## Task prompt:
Exactly how many lines of the data below include the string "this"? State the number and nothing more.

*** Opening of Records to use ***

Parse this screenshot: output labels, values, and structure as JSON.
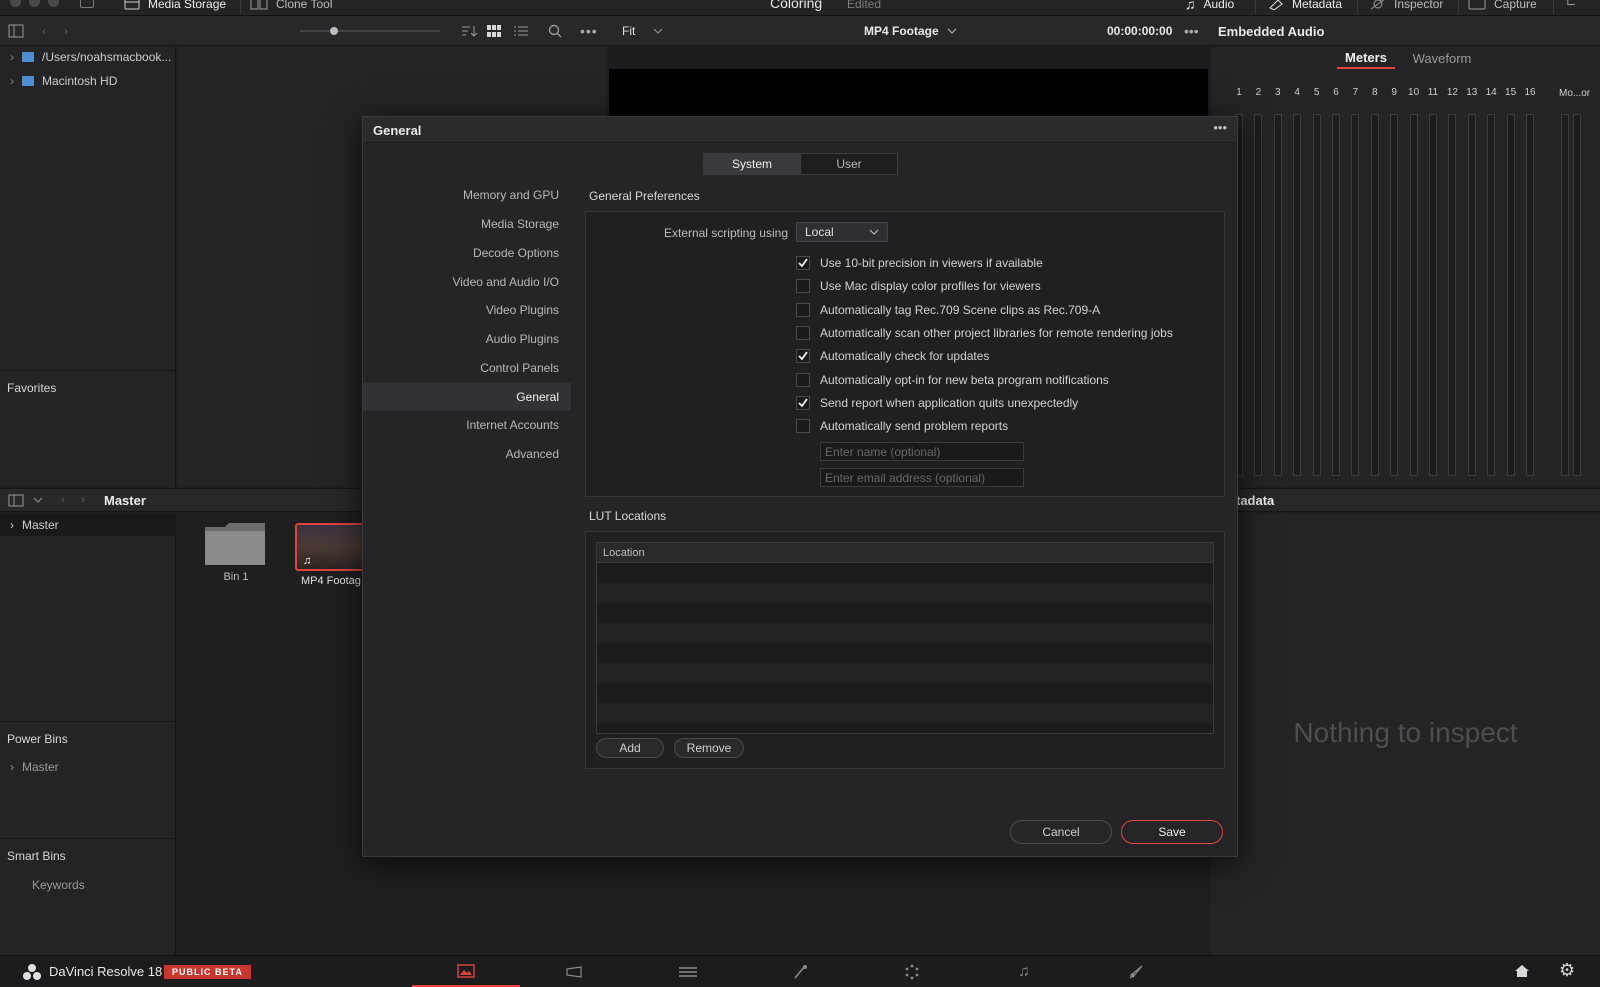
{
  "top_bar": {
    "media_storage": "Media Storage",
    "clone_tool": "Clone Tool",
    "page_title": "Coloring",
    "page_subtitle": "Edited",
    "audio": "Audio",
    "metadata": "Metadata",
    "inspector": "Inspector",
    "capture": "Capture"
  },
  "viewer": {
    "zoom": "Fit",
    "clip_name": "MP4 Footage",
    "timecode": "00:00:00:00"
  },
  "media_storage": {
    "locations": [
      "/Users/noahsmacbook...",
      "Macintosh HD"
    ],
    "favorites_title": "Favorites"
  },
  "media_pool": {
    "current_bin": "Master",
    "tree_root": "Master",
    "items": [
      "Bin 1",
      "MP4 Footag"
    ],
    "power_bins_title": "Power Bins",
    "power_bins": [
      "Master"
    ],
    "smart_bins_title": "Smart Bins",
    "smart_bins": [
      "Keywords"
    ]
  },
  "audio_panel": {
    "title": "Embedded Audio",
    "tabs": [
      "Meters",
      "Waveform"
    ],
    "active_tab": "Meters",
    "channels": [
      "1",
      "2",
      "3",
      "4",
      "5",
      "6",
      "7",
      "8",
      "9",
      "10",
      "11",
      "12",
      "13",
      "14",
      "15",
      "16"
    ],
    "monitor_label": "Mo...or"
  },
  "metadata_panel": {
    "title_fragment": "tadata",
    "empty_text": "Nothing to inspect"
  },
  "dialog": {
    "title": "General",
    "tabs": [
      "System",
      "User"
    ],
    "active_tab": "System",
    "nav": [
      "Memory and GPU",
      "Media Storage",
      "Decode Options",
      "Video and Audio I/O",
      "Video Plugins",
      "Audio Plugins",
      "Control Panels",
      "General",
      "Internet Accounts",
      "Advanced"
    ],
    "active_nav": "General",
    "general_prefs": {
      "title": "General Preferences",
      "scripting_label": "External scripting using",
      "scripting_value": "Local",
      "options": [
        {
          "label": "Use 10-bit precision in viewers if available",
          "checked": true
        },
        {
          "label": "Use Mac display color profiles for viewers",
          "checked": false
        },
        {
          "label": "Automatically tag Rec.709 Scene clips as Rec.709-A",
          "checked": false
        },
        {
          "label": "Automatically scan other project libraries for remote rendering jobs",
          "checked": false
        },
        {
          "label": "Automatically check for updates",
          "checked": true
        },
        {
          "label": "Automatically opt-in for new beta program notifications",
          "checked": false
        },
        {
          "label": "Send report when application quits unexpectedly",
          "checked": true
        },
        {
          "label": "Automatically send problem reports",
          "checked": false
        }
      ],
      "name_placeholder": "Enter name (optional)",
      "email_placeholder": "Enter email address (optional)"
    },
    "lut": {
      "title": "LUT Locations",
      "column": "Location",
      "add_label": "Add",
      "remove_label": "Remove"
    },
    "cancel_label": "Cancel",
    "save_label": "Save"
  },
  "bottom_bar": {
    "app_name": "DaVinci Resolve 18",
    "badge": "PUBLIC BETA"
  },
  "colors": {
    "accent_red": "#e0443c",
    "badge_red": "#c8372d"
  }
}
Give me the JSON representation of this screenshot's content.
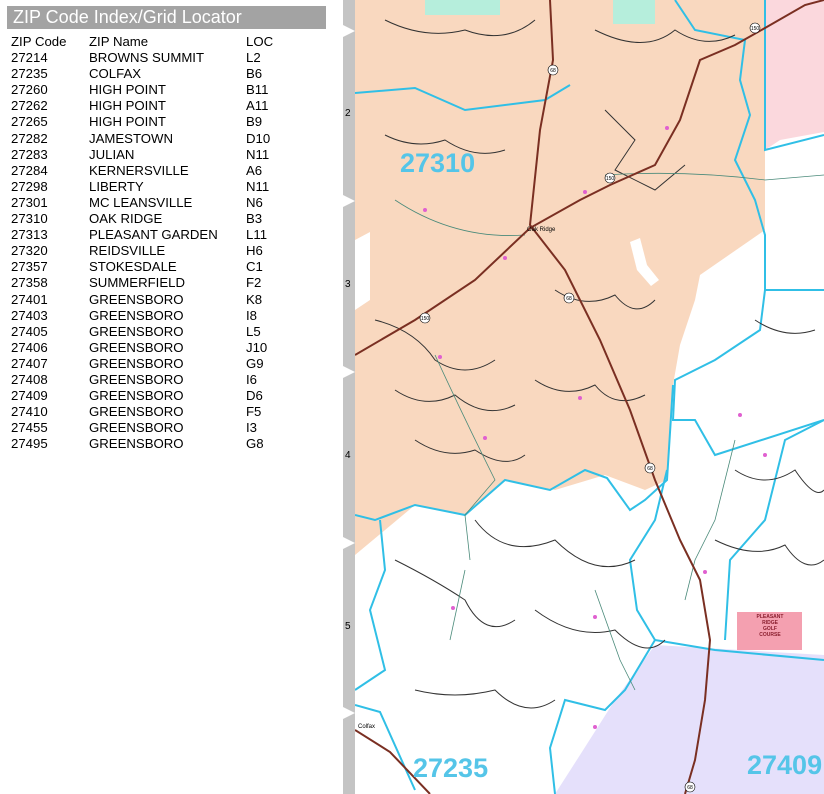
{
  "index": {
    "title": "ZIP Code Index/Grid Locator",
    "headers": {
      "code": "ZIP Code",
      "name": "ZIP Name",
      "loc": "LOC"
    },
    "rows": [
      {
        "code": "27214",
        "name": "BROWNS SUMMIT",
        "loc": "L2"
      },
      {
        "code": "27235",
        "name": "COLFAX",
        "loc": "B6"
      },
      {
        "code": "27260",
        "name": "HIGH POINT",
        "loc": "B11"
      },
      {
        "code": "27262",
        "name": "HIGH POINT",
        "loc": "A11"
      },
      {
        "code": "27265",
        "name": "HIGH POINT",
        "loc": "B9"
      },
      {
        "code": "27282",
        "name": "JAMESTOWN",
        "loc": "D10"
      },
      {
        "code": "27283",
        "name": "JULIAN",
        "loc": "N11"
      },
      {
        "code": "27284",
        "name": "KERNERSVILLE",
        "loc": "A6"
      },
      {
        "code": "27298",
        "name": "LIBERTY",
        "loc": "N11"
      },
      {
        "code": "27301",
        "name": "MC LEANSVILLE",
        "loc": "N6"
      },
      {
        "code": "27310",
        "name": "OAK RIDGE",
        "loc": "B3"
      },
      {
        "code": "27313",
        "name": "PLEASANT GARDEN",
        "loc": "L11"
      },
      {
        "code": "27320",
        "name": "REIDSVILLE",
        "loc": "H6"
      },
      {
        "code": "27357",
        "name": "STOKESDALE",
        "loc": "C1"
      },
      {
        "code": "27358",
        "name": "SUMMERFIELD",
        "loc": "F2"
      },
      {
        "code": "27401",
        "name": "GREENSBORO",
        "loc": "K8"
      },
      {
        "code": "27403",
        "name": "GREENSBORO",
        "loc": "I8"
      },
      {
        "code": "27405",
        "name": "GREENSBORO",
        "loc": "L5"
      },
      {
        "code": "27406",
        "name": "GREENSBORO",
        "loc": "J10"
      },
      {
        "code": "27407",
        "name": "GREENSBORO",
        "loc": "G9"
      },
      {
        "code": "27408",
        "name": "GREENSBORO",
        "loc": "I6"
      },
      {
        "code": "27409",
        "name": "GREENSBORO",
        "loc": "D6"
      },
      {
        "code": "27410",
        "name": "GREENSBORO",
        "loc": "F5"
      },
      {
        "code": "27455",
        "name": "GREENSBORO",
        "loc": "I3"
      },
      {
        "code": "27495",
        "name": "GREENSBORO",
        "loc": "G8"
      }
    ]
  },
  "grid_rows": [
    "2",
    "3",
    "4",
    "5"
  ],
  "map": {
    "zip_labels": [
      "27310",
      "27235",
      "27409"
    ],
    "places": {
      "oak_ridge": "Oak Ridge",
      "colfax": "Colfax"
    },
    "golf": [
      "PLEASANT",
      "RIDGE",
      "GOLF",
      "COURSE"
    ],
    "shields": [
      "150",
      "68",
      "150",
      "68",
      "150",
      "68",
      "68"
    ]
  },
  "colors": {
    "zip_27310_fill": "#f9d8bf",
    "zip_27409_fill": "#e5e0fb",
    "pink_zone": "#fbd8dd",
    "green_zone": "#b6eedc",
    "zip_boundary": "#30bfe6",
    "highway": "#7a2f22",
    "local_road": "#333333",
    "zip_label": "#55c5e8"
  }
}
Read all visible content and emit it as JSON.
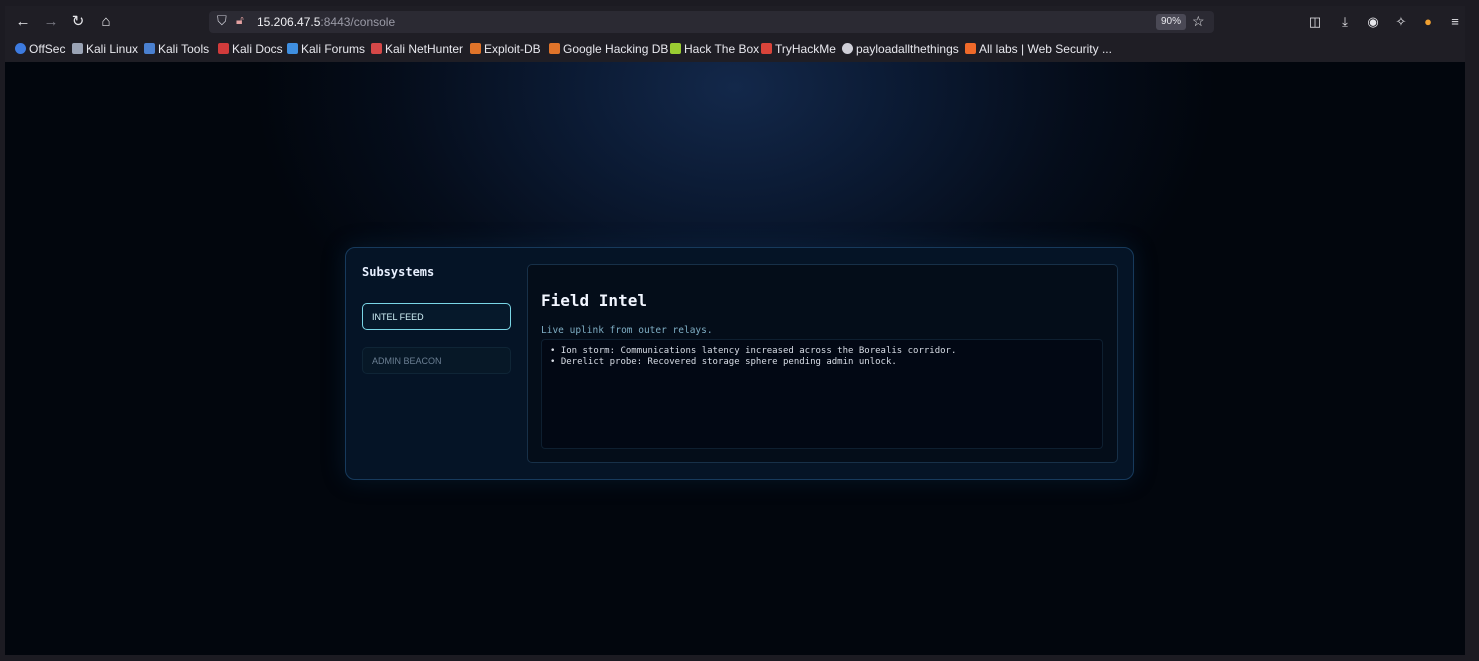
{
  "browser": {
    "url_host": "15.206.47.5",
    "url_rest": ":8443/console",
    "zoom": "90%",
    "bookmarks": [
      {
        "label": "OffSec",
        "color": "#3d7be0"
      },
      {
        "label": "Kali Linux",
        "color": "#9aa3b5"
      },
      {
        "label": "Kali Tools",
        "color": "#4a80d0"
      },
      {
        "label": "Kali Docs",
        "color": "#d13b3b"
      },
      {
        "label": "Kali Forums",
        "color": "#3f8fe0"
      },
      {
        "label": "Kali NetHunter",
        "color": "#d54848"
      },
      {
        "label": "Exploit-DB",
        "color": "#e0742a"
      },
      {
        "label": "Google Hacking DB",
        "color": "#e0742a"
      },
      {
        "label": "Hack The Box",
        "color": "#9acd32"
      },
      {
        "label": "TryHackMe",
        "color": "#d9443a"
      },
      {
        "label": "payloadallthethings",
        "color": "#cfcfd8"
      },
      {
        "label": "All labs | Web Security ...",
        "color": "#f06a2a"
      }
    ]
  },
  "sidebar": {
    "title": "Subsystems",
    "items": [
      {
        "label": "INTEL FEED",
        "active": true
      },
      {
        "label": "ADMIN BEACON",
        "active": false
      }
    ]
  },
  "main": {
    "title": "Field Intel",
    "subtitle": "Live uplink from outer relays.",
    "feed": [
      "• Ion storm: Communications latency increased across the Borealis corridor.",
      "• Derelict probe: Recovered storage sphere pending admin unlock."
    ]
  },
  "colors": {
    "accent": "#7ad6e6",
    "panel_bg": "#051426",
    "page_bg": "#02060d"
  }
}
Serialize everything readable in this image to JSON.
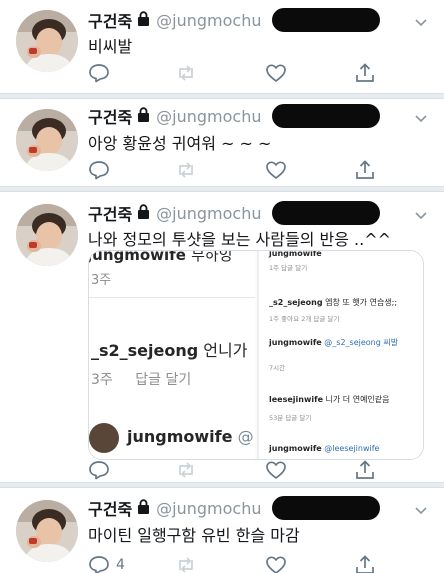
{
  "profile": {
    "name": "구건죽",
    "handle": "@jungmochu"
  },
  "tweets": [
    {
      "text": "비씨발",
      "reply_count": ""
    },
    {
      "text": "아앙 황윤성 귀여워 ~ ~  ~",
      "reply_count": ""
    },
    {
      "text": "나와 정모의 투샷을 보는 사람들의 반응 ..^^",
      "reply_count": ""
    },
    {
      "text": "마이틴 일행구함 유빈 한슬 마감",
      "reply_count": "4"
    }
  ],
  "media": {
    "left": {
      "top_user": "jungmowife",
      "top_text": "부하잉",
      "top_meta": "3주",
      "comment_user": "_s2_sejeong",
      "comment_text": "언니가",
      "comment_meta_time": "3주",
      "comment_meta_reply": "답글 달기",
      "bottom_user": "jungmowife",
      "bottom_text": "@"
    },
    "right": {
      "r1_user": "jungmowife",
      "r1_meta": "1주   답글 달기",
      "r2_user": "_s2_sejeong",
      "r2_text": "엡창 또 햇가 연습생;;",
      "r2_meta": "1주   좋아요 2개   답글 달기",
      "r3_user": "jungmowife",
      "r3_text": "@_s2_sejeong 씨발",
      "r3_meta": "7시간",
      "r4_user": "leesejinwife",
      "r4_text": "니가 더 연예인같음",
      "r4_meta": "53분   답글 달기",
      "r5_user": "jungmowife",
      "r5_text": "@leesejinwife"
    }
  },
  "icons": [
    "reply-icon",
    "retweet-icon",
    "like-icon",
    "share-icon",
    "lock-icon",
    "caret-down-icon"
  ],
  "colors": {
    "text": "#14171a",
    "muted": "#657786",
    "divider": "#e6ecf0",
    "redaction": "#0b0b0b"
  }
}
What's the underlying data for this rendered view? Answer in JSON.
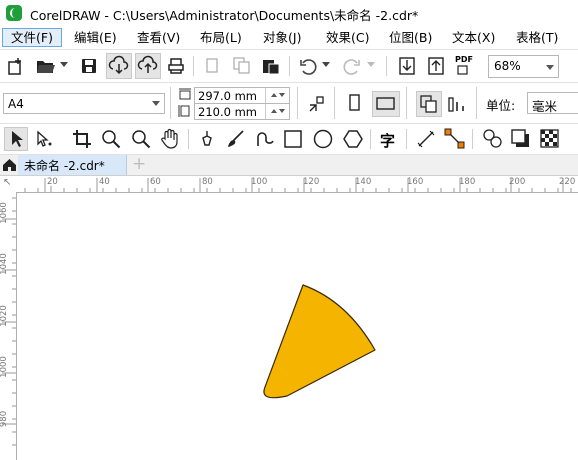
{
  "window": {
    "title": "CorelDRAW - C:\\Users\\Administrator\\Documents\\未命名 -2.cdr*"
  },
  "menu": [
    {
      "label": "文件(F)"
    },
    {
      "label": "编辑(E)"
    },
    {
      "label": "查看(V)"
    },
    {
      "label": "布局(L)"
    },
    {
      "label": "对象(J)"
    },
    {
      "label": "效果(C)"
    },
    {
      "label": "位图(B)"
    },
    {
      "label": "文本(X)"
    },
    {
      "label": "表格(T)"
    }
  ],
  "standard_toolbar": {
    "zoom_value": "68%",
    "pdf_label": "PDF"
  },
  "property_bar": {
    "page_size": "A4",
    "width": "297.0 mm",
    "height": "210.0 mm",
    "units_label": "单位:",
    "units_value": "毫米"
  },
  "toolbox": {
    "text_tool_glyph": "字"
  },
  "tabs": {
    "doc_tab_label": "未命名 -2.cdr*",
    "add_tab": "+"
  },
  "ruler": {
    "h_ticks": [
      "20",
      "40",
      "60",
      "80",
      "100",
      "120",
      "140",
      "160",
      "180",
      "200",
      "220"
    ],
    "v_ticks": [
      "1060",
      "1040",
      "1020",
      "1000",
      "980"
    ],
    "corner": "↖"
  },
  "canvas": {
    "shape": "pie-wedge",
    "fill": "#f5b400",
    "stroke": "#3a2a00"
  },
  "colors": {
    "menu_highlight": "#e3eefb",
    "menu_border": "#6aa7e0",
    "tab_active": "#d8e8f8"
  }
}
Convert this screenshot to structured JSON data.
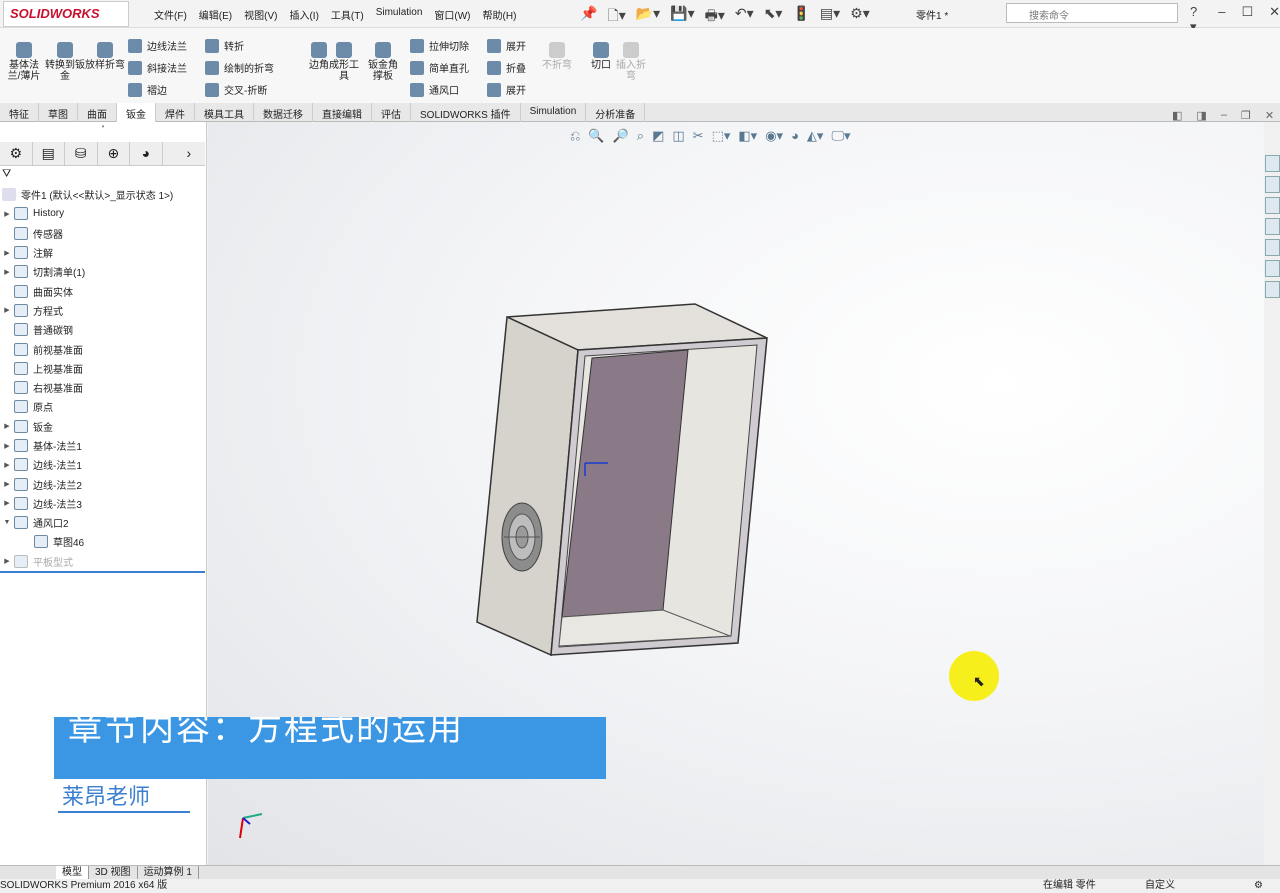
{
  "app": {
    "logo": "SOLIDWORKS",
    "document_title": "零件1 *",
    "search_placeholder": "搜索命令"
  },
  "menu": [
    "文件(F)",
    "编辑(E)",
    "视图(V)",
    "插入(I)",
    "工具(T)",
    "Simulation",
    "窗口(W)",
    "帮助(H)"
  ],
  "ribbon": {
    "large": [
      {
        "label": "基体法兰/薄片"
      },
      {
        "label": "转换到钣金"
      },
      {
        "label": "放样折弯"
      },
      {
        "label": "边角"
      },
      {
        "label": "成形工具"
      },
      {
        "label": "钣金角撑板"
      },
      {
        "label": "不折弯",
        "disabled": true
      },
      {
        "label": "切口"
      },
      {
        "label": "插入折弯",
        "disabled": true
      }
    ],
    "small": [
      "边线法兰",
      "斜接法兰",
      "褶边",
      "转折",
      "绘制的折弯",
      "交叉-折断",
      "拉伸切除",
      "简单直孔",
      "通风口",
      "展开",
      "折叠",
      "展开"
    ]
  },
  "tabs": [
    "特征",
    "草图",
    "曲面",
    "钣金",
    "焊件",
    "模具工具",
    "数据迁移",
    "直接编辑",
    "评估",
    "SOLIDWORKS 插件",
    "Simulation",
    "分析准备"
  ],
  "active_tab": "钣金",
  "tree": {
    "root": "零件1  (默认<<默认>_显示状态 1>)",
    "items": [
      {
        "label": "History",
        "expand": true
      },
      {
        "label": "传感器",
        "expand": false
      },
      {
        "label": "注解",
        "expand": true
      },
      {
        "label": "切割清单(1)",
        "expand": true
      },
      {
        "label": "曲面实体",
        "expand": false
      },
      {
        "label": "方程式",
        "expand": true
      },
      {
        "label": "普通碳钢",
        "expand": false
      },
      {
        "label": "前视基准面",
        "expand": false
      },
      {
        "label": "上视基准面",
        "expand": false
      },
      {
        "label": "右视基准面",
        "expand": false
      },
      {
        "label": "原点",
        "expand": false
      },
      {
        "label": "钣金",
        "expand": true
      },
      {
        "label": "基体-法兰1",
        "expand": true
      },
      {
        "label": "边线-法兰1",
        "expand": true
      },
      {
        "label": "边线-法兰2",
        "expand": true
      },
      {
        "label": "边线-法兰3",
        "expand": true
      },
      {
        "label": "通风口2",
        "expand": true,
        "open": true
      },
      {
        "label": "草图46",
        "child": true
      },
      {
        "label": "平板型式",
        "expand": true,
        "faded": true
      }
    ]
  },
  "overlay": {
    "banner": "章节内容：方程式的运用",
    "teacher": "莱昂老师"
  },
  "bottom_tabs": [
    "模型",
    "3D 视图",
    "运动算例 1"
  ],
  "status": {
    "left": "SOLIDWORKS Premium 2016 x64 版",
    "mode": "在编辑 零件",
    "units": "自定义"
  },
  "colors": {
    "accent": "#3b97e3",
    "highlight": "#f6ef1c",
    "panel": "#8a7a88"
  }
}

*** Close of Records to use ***

## Expected answer:
5